Excerpt From My Fictionalized Memoir
The genesis of my narrative began when I spilled my guts to Jill McCorkle day during lunch in my third term at Bennington College, where I earned my MFA. Without her incredible support and encouragement, my story would have never been unearthed, fictionalized and put on paper.
Dinah Linney, editor-at-large for the LA Review of Books and second reader for my thesis, said it was, “…so funny and outrageous (in the way say, of Mary Karr and David Sedaris)” and that it’s “…part cultural history, part cautionary tale, her account is sure to touch a universal nerve.”
David Gates, my thesis advisor, was kind enough to describe my story as “grimly fascinating and deeply affectionate.” So here goes…
The Beauty of it All is the tale of Julia Thompson, who grew up in conservative Dallas as the daughter of a liberal Democrat hairdressing father to women in the Park Cities (the Texas version of Beverly Hills) and an opera singing, former beauty queen mother. The narrative chronicles her tearing her hair out and wearing corrective shoes; blossoming as a teen with frosted Farrah Fawcett hair; attending college as a sorority girl; running away to New York City to pursue a career in copywriting, then returning to Dallas to confront her OCD and addiction, her uncle’s mental illness and family secrets that had haunted her since childhood.
I am fleshing it out now so that it’s book-length, wringing my hands over what else to reveal. Here’s an excerpt from the beginning:

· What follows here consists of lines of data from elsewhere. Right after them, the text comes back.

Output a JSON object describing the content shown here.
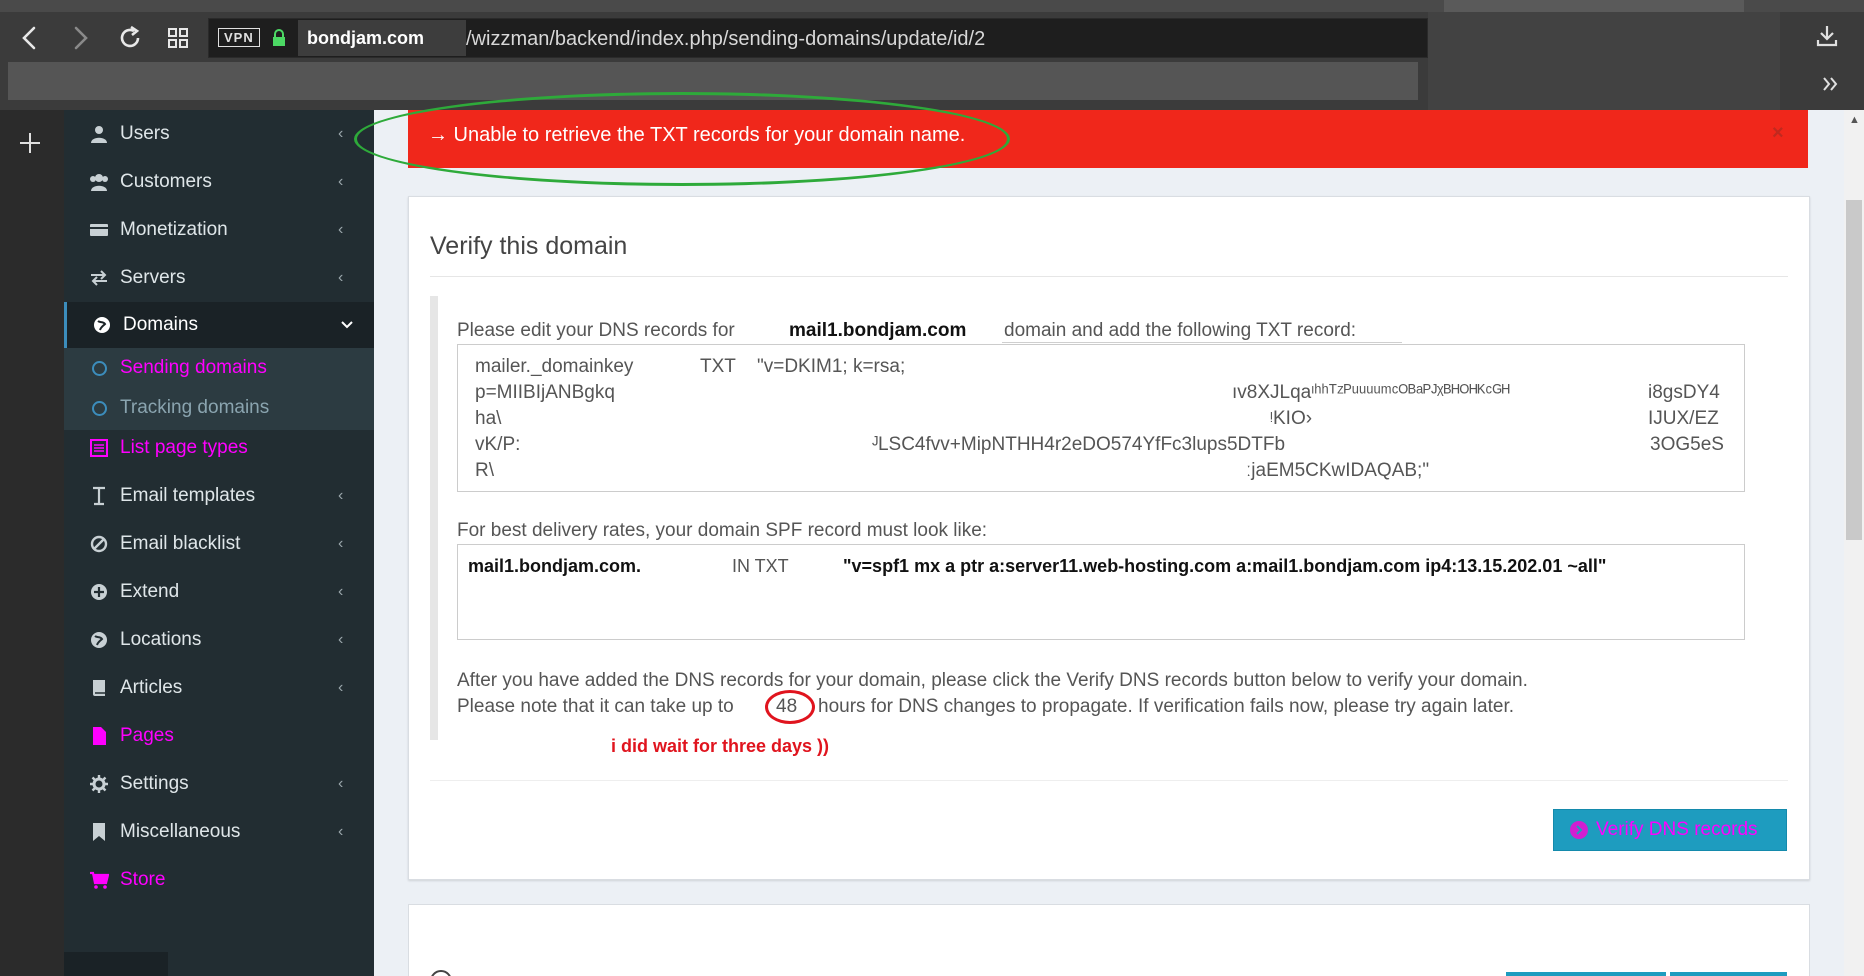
{
  "browser": {
    "vpn_label": "VPN",
    "domain": "bondjam.com",
    "path": "/wizzman/backend/index.php/sending-domains/update/id/2"
  },
  "sidebar": {
    "items": [
      {
        "label": "Users",
        "icon": "user-icon"
      },
      {
        "label": "Customers",
        "icon": "users-icon"
      },
      {
        "label": "Monetization",
        "icon": "credit-card-icon"
      },
      {
        "label": "Servers",
        "icon": "exchange-icon"
      },
      {
        "label": "Domains",
        "icon": "globe-icon"
      },
      {
        "label": "List page types",
        "icon": "list-icon"
      },
      {
        "label": "Email templates",
        "icon": "text-cursor-icon"
      },
      {
        "label": "Email blacklist",
        "icon": "ban-icon"
      },
      {
        "label": "Extend",
        "icon": "plus-circle-icon"
      },
      {
        "label": "Locations",
        "icon": "globe-icon"
      },
      {
        "label": "Articles",
        "icon": "book-icon"
      },
      {
        "label": "Pages",
        "icon": "file-icon"
      },
      {
        "label": "Settings",
        "icon": "gear-icon"
      },
      {
        "label": "Miscellaneous",
        "icon": "bookmark-icon"
      },
      {
        "label": "Store",
        "icon": "cart-icon"
      }
    ],
    "submenu": [
      {
        "label": "Sending domains"
      },
      {
        "label": "Tracking domains"
      }
    ]
  },
  "alert": {
    "message": "→ Unable to retrieve the TXT records for your domain name.",
    "close": "×"
  },
  "box": {
    "title": "Verify this domain",
    "instr_a": "Please edit your DNS records for",
    "instr_domain": "mail1.bondjam.com",
    "instr_b": "domain and add the following TXT record:",
    "dkim": {
      "host": "mailer._domainkey",
      "type": "TXT",
      "value_start": "\"v=DKIM1; k=rsa;",
      "l2a": "p=MIIBIjANBgkq",
      "l2b": "ıv8XJLqaᶦʰʰᵀᶻᴾᵘᵘᵘᵘᵐᶜᴼᴮᵃᴾᴶᵡᴮᴴᴼᴴᴷᶜᴳᴴ",
      "l2c": "i8gsDY4",
      "l3a": "ha\\",
      "l3b": "ᵎKIO›",
      "l3c": "IJUX/EZ",
      "l4a": "vK/P:",
      "l4b": "ᴶLSC4fvv+MipNTHH4r2eDO574YfFc3lups5DTFb",
      "l4c": "3OG5eS",
      "l5a": "R\\",
      "l5b": "ːjaEM5CKwIDAQAB;\""
    },
    "spf_label": "For best delivery rates, your domain SPF record must look like:",
    "spf": {
      "host": "mail1.bondjam.com.",
      "type": "IN TXT",
      "value": "\"v=spf1 mx a ptr a:server11.web-hosting.com a:mail1.bondjam.com ip4:13.15.202.01 ~all\""
    },
    "after_1": "After you have added the DNS records for your domain, please click the Verify DNS records button below to verify your domain.",
    "after_2a": "Please note that it can take up to",
    "after_2_num": "48",
    "after_2b": "hours for DNS changes to propagate. If verification fails now, please try again later.",
    "annotation": "i did wait for three days ))",
    "verify_button": "Verify DNS records"
  }
}
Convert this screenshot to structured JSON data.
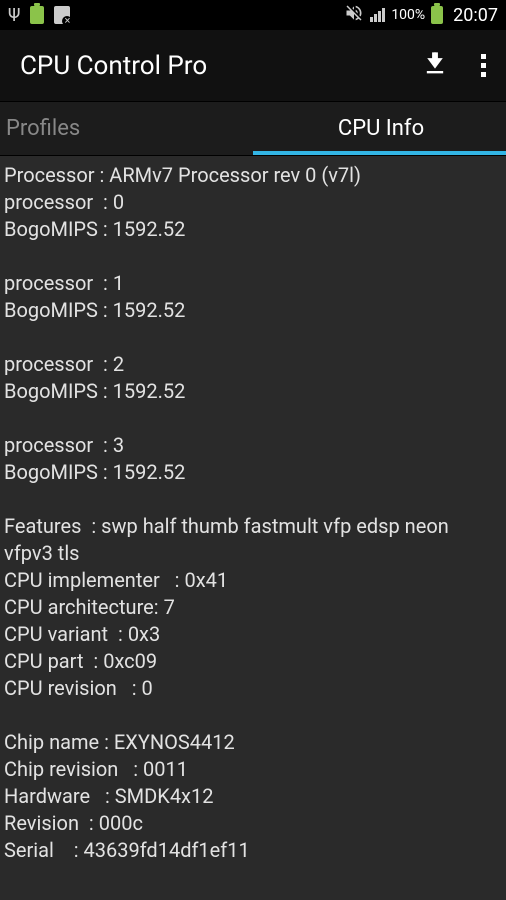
{
  "status": {
    "battery_pct": "100%",
    "time": "20:07"
  },
  "app_bar": {
    "title": "CPU Control Pro"
  },
  "tabs": {
    "profiles": "Profiles",
    "cpu_info": "CPU Info"
  },
  "cpu_info_text": "Processor : ARMv7 Processor rev 0 (v7l)\nprocessor  : 0\nBogoMIPS : 1592.52\n\nprocessor  : 1\nBogoMIPS : 1592.52\n\nprocessor  : 2\nBogoMIPS : 1592.52\n\nprocessor  : 3\nBogoMIPS : 1592.52\n\nFeatures  : swp half thumb fastmult vfp edsp neon vfpv3 tls\nCPU implementer   : 0x41\nCPU architecture: 7\nCPU variant  : 0x3\nCPU part  : 0xc09\nCPU revision   : 0\n\nChip name : EXYNOS4412\nChip revision   : 0011\nHardware   : SMDK4x12\nRevision  : 000c\nSerial    : 43639fd14df1ef11"
}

Most of the male hairdressers wore loud shirts with wild patterns that looked like tornados. Or vomit. The shirts were silky and clung to their bodies; I could see their man-boobs. Some of the men wore tight pants, platform shoes and gold neck chains. One man, Bob, wore eyeliner and pancake make-up. He had a big stomach; when he walked around the salon it looked as if his stomach was leading the way. Most of the men had dainty, theatrical voices. They were always rushing here and there, escorting women from their chairs to the hair dryers, while they flew by others (Oh, hello, dear! Be just a sec!) in the waiting area, which had a church pew my dad had stained green. He’d put a flowered plastic cushion on it instead of the red velvet ones in church. A few women did hair, too. Billie looked like Loretta Lynn, had high black hair and ungrateful children. “I replaced the radiator in my daughter’s car. Had to dip into my savings and I tell you what, I did not get one word of ‘thanks’ from her. Not one.” Joanne wore blue smocks and had a haircut like a man. She walked around with a clipboard in her hands and a More cigarette hanging out of the side of her mouth. She was forever talking about “documented evidence.” At the time, people were getting attacked by sharks in Florida and she said she had “documented evidence” that people were also getting attacked up and down the Texas coast. “You’re going to Galveston to the beach? I sure as heck wouldn’t go,” she’d say. “I have documented evidence that a week ago a shark took an arm off of a toddler down there.” All the stylists, or “operators” as my dad called them, stood and chatted as they combed and teased blonde, black, brown and red hair. However, many of the women were silver foxes and had white–even blue hair. Lots of dad’s operators complained about their feet hurting. “Damn bunions!” Dr. Scholl’s toe cushions were scattered everywhere, even all over the back counter where they washed the combs. One turned up in a big vat of egg salad that one of the operators had made and had left out for people to help themselves.
Thank you for your time and blessings to you all.